Writing (and Publishing) While Jewish: The Situation in 2018

Last Sunday, I had the privilege of co-leading a session—with author Rachel Kadish—at Grub Street’s The Muse and the Marketplace conference in Boston.

Session sign from The Muse and the Marketplace.

Here’s the official description for the session on “Writing (and Publishing) While Jewish: The Situation in 2018”:

This is an exceedingly fraught moment for many American Jewish writers. Like writers of other marginalized backgrounds, Jewish writers have long confronted challenges of cultural and linguistic translation as we craft our work; we have encountered problematic reactions to us and our writings that can be grounded in ignorance, bias, and hatred. But in 2018, some are sensing a new urgency to these concerns—without a corresponding growth in venues to discuss them, despite the writing world’s general emphasis on diversity and inclusion.

We hope to foster a candid conversation in which we can air and explore dilemmas we tend to face alone. When do we declare ourselves simply to be “writers,” and when might it be important to self-declare as “Jewish writers”—and what are the implications when others do the declaring for us? Which parts of our selves are welcome in the classroom, on the page, and in the academy, and which are we expected to mute? When politics is overlaid on art, what are the costs and benefits of speaking up? Finally, what resources might help us speak freely as both artists and Jews?

Readings distributed and recommended will include a report from the Anti-Defamation League (“Anti-Semitic Targeting of Journalists During the 2016 Presidential Campaign”) and essays by Taffy Brodesser-Akner (“I Probably Won’t Share This Essay on Twitter”), Junot Díaz (“MFA vs. POC”), and others.

The session was not recorded (at least, we’re not aware that it was recorded!). You can find a number of live-tweets from @GrubWriters if you search for them (our session ran from 10:00-11:15AM on Sunday, April 8).

At some point, Rachel and/or I may have detailed thoughts to share. As a first step, however, we have have agreed to share a short list of resources that we included on a handout that was made available to session attendees. We hope that it will be helpful to others.

Recommended Resources

  • Hevriabook
    “This is a place open to all funky Jews (also known as Hevrians to some). Share your thoughts. Connect with your fellow weird Jews. Ask for input or help with your creative work.
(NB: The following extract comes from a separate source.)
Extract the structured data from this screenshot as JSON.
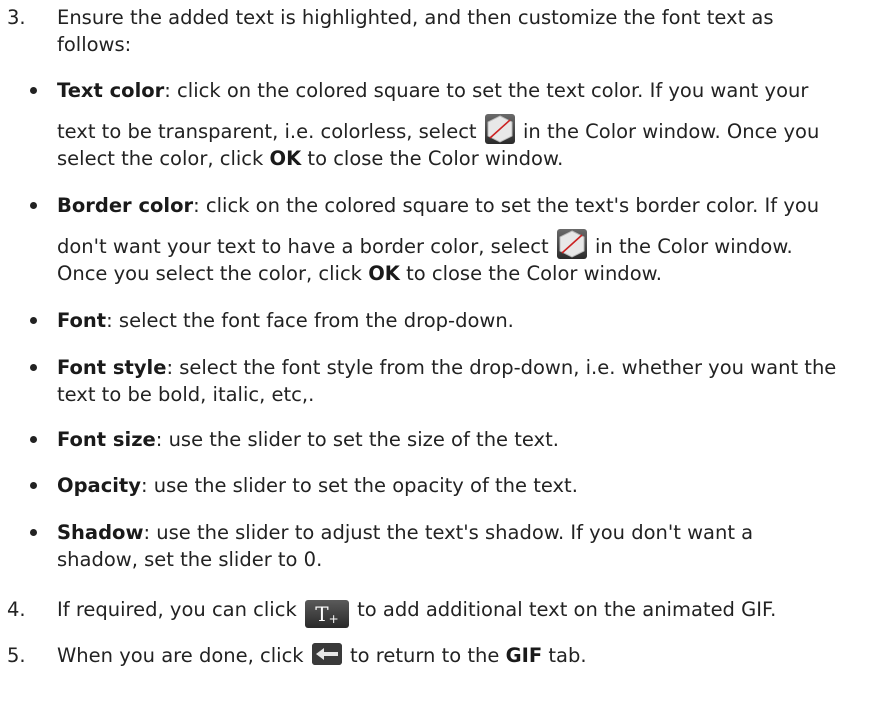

Just let yourself be free!”
  • Jewish Writing Resources
    “Homepage” on ErikaDreifus.com for awards and prizes, places to read/publish Jewish work, and more.
  • Jewish Book Council
    “The Jewish Book Council is the only organization in the organized American Jewish community whose sole purpose is the promotion of Jewish books.”
  • Sefaria
    “A living library of Jewish texts.”
  • Tent: Creative Writing
    “Tent: Creative Writing welcomes aspiring and practicing writers in their twenties and thirties to the Yiddish Book Center in Amherst, Massachusetts, to workshop, read, and talk about craft and literary history.”

One thought on “Writing (and Publishing) While Jewish: The Situation in 2018

Comments are closed.